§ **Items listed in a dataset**
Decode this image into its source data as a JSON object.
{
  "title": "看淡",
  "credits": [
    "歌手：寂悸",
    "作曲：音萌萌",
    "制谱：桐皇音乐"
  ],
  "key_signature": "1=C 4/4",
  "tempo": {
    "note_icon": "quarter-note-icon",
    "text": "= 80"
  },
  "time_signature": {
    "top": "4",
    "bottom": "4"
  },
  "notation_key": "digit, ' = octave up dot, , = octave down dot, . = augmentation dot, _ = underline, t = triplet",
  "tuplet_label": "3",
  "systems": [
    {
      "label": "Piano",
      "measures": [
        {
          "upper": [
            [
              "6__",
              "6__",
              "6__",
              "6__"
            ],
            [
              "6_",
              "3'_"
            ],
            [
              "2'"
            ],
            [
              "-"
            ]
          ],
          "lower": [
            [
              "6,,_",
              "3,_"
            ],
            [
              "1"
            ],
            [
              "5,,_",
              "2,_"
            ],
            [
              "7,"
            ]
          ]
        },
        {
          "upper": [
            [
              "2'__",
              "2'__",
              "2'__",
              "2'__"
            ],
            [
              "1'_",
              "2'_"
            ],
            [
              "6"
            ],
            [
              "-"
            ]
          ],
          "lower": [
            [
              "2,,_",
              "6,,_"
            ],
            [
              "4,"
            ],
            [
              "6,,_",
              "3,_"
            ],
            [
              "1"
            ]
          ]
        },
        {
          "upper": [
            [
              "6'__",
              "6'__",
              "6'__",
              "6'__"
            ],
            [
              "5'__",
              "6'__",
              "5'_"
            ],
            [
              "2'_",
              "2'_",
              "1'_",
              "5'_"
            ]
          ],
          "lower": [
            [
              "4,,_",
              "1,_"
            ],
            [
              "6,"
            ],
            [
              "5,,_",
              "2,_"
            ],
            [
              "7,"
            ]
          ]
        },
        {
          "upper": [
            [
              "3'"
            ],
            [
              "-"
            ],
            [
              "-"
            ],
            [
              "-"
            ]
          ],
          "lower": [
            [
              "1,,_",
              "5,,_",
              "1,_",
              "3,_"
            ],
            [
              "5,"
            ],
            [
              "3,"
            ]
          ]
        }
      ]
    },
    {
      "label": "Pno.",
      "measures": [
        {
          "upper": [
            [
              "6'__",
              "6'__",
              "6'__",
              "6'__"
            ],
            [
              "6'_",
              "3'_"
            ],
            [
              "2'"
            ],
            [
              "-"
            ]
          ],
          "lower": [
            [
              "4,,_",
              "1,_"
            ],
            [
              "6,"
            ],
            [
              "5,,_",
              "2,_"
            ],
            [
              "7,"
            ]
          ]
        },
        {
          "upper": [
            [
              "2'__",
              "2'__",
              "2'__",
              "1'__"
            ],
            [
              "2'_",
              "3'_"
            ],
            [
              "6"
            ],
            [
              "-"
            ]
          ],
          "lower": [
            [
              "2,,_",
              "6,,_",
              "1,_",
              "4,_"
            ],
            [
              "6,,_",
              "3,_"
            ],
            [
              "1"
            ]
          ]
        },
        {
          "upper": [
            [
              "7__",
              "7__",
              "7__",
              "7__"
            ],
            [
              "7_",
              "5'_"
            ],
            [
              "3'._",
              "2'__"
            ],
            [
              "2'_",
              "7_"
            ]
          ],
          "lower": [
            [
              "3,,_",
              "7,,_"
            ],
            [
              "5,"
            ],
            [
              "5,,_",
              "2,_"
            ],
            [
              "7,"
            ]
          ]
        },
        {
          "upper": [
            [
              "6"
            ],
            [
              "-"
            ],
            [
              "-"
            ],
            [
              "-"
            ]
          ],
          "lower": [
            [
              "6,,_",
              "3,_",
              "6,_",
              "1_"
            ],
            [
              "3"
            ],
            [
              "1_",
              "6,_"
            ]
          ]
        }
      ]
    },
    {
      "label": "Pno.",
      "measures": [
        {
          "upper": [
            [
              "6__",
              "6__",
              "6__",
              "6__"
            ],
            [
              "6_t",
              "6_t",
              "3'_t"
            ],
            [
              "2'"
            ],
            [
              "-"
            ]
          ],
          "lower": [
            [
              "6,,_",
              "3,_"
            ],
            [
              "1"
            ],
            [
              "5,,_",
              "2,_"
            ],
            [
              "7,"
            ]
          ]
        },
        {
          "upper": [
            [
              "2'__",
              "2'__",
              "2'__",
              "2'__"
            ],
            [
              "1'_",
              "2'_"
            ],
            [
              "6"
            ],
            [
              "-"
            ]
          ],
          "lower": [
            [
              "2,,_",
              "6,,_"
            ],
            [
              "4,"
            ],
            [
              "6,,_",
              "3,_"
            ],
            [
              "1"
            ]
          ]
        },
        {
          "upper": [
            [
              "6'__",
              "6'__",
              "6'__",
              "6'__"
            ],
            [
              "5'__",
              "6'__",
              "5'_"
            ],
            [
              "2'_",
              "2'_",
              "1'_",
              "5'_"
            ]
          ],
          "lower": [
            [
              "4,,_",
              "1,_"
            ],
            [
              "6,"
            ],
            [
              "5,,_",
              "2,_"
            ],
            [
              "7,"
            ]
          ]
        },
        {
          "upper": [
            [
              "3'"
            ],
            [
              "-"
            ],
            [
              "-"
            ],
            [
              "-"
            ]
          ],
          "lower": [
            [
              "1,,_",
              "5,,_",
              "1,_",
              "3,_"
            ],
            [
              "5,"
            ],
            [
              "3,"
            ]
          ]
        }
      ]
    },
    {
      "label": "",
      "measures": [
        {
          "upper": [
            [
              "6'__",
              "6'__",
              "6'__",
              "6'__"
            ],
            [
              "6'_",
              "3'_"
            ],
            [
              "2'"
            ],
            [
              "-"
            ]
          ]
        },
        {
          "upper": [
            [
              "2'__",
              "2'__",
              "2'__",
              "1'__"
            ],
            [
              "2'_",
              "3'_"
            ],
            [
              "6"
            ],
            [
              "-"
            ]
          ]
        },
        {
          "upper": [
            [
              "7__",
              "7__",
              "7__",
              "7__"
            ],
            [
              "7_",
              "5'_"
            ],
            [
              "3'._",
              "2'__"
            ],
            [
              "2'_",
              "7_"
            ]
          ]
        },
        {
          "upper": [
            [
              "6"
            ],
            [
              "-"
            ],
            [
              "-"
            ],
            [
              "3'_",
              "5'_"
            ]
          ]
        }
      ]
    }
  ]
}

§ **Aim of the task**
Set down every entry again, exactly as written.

§ **Solution**
Decode this image into its source data as a JSON object.
{
  "title": "看淡",
  "credits": [
    "歌手：寂悸",
    "作曲：音萌萌",
    "制谱：桐皇音乐"
  ],
  "key_signature": "1=C 4/4",
  "tempo": {
    "note_icon": "quarter-note-icon",
    "text": "= 80"
  },
  "time_signature": {
    "top": "4",
    "bottom": "4"
  },
  "notation_key": "digit, ' = octave up dot, , = octave down dot, . = augmentation dot, _ = underline, t = triplet",
  "tuplet_label": "3",
  "systems": [
    {
      "label": "Piano",
      "measures": [
        {
          "upper": [
            [
              "6__",
              "6__",
              "6__",
              "6__"
            ],
            [
              "6_",
              "3'_"
            ],
            [
              "2'"
            ],
            [
              "-"
            ]
          ],
          "lower": [
            [
              "6,,_",
              "3,_"
            ],
            [
              "1"
            ],
            [
              "5,,_",
              "2,_"
            ],
            [
              "7,"
            ]
          ]
        },
        {
          "upper": [
            [
              "2'__",
              "2'__",
              "2'__",
              "2'__"
            ],
            [
              "1'_",
              "2'_"
            ],
            [
              "6"
            ],
            [
              "-"
            ]
          ],
          "lower": [
            [
              "2,,_",
              "6,,_"
            ],
            [
              "4,"
            ],
            [
              "6,,_",
              "3,_"
            ],
            [
              "1"
            ]
          ]
        },
        {
          "upper": [
            [
              "6'__",
              "6'__",
              "6'__",
              "6'__"
            ],
            [
              "5'__",
              "6'__",
              "5'_"
            ],
            [
              "2'_",
              "2'_",
              "1'_",
              "5'_"
            ]
          ],
          "lower": [
            [
              "4,,_",
              "1,_"
            ],
            [
              "6,"
            ],
            [
              "5,,_",
              "2,_"
            ],
            [
              "7,"
            ]
          ]
        },
        {
          "upper": [
            [
              "3'"
            ],
            [
              "-"
            ],
            [
              "-"
            ],
            [
              "-"
            ]
          ],
          "lower": [
            [
              "1,,_",
              "5,,_",
              "1,_",
              "3,_"
            ],
            [
              "5,"
            ],
            [
              "3,"
            ]
          ]
        }
      ]
    },
    {
      "label": "Pno.",
      "measures": [
        {
          "upper": [
            [
              "6'__",
              "6'__",
              "6'__",
              "6'__"
            ],
            [
              "6'_",
              "3'_"
            ],
            [
              "2'"
            ],
            [
              "-"
            ]
          ],
          "lower": [
            [
              "4,,_",
              "1,_"
            ],
            [
              "6,"
            ],
            [
              "5,,_",
              "2,_"
            ],
            [
              "7,"
            ]
          ]
        },
        {
          "upper": [
            [
              "2'__",
              "2'__",
              "2'__",
              "1'__"
            ],
            [
              "2'_",
              "3'_"
            ],
            [
              "6"
            ],
            [
              "-"
            ]
          ],
          "lower": [
            [
              "2,,_",
              "6,,_",
              "1,_",
              "4,_"
            ],
            [
              "6,,_",
              "3,_"
            ],
            [
              "1"
            ]
          ]
        },
        {
          "upper": [
            [
              "7__",
              "7__",
              "7__",
              "7__"
            ],
            [
              "7_",
              "5'_"
            ],
            [
              "3'._",
              "2'__"
            ],
            [
              "2'_",
              "7_"
            ]
          ],
          "lower": [
            [
              "3,,_",
              "7,,_"
            ],
            [
              "5,"
            ],
            [
              "5,,_",
              "2,_"
            ],
            [
              "7,"
            ]
          ]
        },
        {
          "upper": [
            [
              "6"
            ],
            [
              "-"
            ],
            [
              "-"
            ],
            [
              "-"
            ]
          ],
          "lower": [
            [
              "6,,_",
              "3,_",
              "6,_",
              "1_"
            ],
            [
              "3"
            ],
            [
              "1_",
              "6,_"
            ]
          ]
        }
      ]
    },
    {
      "label": "Pno.",
      "measures": [
        {
          "upper": [
            [
              "6__",
              "6__",
              "6__",
              "6__"
            ],
            [
              "6_t",
              "6_t",
              "3'_t"
            ],
            [
              "2'"
            ],
            [
              "-"
            ]
          ],
          "lower": [
            [
              "6,,_",
              "3,_"
            ],
            [
              "1"
            ],
            [
              "5,,_",
              "2,_"
            ],
            [
              "7,"
            ]
          ]
        },
        {
          "upper": [
            [
              "2'__",
              "2'__",
              "2'__",
              "2'__"
            ],
            [
              "1'_",
              "2'_"
            ],
            [
              "6"
            ],
            [
              "-"
            ]
          ],
          "lower": [
            [
              "2,,_",
              "6,,_"
            ],
            [
              "4,"
            ],
            [
              "6,,_",
              "3,_"
            ],
            [
              "1"
            ]
          ]
        },
        {
          "upper": [
            [
              "6'__",
              "6'__",
              "6'__",
              "6'__"
            ],
            [
              "5'__",
              "6'__",
              "5'_"
            ],
            [
              "2'_",
              "2'_",
              "1'_",
              "5'_"
            ]
          ],
          "lower": [
            [
              "4,,_",
              "1,_"
            ],
            [
              "6,"
            ],
            [
              "5,,_",
              "2,_"
            ],
            [
              "7,"
            ]
          ]
        },
        {
          "upper": [
            [
              "3'"
            ],
            [
              "-"
            ],
            [
              "-"
            ],
            [
              "-"
            ]
          ],
          "lower": [
            [
              "1,,_",
              "5,,_",
              "1,_",
              "3,_"
            ],
            [
              "5,"
            ],
            [
              "3,"
            ]
          ]
        }
      ]
    },
    {
      "label": "",
      "measures": [
        {
          "upper": [
            [
              "6'__",
              "6'__",
              "6'__",
              "6'__"
            ],
            [
              "6'_",
              "3'_"
            ],
            [
              "2'"
            ],
            [
              "-"
            ]
          ]
        },
        {
          "upper": [
            [
              "2'__",
              "2'__",
              "2'__",
              "1'__"
            ],
            [
              "2'_",
              "3'_"
            ],
            [
              "6"
            ],
            [
              "-"
            ]
          ]
        },
        {
          "upper": [
            [
              "7__",
              "7__",
              "7__",
              "7__"
            ],
            [
              "7_",
              "5'_"
            ],
            [
              "3'._",
              "2'__"
            ],
            [
              "2'_",
              "7_"
            ]
          ]
        },
        {
          "upper": [
            [
              "6"
            ],
            [
              "-"
            ],
            [
              "-"
            ],
            [
              "3'_",
              "5'_"
            ]
          ]
        }
      ]
    }
  ]
}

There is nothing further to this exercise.